Background: Most studies from high income countries consistently report that preexisting diabetes reduces overall survival of cancer patients. We examined this association in a retrospective cohort study using two nation-wide population-based data sets in Latvia. Material and methods: The Cancer Register, linked with the Diabetes Register and Causes of Death Database, was the first data source used to select 22,936 men and 25,338 women with cancer diagnosed from 2009 to 2013. The follow-up period ended on 28 February 2015. The National Health Service data served as a second data source, which was used to select 10,130 men and 13,236 women with cancer as the main diagnosis, who were discharged from oncology hospitals from 2009 to 2012. Prescriptions of reimbursed antidiabetic medications indicated prior diabetes status. The follow-up period started at the date of discharge and ended on 31 December 2013. A Cox proportional hazards model was used to assess association between preexisting diabetes and all-cause mortality, adjusted for age. Results: Men with preexisting diabetes had better overall short-term survival: the age-adjusted hazard ratios (95% CI) were 0.86 (0.79–0.93) for the first year and 0.89 (0.80–0.98) for the first two years after cancer diagnosis according to the disease register and health service data, respectively. After three full follow-up years, their relative mortality increased, with an age-adjusted hazard ratio of 1.60 (1.28–1.99). Among women, preexisting diabetes was associated with slightly higher all-cause mortality during the entire follow-up period, with age-adjusted hazard ratios of 1.17 (1.10–1.24) for the disease register data and 1.11 (1.02–1.21) for the health service data. Conclusion: Interestingly, we found better overall survival of diabetic men during the first years after cancer diagnosis. We hypothesize that access to health services may be advantageous to diabetic patients who are in close contact with the healthcare system.

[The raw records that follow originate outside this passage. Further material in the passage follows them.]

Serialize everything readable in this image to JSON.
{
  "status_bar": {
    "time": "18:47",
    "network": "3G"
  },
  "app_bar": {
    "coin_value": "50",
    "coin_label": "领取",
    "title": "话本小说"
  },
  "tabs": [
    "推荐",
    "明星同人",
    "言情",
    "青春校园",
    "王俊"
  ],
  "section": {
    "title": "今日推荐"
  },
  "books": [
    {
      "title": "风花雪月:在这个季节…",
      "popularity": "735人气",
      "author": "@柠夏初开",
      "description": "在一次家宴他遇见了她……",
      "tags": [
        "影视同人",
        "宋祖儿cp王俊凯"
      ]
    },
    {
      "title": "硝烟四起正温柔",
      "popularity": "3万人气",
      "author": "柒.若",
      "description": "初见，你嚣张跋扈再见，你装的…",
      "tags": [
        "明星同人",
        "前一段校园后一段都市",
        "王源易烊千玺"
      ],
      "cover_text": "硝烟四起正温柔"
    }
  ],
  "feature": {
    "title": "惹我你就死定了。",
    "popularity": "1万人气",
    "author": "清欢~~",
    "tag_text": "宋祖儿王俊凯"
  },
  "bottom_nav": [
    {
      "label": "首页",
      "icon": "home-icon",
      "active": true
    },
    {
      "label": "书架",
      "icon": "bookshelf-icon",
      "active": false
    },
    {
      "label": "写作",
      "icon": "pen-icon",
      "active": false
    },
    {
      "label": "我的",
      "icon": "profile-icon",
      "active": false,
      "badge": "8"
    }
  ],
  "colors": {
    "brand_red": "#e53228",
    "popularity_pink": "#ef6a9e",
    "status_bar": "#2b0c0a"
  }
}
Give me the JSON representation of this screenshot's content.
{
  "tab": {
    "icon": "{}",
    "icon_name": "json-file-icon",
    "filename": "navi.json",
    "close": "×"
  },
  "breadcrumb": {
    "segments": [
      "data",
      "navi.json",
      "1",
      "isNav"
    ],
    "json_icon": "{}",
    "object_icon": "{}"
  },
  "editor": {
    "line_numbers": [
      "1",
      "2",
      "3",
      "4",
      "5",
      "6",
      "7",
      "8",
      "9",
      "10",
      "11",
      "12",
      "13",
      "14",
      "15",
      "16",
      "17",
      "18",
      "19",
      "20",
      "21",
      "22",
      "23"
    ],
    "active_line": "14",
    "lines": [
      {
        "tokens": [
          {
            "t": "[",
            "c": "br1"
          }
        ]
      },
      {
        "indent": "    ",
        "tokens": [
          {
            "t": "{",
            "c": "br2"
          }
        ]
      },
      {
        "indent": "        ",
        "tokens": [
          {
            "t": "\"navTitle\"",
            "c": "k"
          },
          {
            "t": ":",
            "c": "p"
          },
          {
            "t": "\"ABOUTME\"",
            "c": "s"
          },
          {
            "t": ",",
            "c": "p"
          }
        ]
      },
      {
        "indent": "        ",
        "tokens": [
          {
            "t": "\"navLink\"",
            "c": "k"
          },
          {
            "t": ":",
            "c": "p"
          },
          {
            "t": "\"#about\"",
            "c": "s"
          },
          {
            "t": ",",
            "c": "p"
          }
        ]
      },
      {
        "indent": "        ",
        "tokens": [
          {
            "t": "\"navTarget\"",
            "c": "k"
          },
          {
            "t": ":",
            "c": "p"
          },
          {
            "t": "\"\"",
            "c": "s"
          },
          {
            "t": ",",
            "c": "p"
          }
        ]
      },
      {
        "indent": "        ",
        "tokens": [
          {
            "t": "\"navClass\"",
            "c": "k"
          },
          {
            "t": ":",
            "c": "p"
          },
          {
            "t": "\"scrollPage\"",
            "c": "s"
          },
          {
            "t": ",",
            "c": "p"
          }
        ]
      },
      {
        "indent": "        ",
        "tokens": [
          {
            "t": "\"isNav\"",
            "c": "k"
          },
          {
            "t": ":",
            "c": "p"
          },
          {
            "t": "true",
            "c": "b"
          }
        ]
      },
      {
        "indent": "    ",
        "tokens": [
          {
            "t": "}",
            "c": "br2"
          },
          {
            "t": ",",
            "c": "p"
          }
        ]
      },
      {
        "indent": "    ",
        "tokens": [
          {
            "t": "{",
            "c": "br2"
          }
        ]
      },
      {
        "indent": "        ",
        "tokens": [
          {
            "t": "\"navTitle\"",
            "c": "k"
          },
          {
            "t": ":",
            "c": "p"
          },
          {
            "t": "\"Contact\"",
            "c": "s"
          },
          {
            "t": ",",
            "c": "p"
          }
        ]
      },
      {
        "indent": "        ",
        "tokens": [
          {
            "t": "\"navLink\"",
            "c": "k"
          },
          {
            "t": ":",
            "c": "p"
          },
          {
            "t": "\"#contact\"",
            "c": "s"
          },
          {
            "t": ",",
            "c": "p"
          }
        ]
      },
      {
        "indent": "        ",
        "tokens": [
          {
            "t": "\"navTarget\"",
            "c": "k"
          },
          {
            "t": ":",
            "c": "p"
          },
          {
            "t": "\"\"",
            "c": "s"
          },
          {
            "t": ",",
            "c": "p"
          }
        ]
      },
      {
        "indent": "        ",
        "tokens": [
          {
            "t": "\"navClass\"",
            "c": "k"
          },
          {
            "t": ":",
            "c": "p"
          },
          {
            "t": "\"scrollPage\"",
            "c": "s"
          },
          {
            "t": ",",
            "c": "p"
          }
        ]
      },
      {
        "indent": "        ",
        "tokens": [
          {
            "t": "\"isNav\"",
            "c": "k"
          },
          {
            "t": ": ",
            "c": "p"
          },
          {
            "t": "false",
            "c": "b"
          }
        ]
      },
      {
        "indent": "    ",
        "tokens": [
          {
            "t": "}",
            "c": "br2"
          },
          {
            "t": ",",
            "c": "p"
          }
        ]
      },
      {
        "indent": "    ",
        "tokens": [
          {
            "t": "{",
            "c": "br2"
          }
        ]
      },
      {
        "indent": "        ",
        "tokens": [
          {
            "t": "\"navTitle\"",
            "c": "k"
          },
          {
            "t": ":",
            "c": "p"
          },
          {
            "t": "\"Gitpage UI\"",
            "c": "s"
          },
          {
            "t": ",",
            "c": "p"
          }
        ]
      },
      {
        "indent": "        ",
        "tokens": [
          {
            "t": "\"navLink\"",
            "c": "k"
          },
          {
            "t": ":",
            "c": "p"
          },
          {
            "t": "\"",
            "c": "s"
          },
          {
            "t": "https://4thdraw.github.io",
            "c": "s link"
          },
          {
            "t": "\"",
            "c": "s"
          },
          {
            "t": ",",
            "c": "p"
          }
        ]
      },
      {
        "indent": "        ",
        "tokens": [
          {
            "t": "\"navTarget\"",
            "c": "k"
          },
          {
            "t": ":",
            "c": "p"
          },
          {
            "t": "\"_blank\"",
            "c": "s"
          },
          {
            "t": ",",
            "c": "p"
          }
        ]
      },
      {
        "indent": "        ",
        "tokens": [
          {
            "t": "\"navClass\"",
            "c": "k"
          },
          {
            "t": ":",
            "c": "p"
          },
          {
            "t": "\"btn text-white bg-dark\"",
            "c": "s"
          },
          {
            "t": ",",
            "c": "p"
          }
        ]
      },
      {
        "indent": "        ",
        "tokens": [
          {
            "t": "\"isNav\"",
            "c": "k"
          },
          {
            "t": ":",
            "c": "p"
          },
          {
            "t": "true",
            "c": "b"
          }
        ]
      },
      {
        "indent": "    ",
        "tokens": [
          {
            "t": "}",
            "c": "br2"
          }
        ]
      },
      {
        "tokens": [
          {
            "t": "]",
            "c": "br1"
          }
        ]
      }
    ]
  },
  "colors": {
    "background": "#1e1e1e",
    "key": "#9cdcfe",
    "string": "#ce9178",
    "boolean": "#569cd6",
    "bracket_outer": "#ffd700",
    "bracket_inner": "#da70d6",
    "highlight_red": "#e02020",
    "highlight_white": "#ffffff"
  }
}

Field of Science
- 3.2 Clinical medicine
- 1.1. Scientific article indexed in Web of Science and/or Scopus database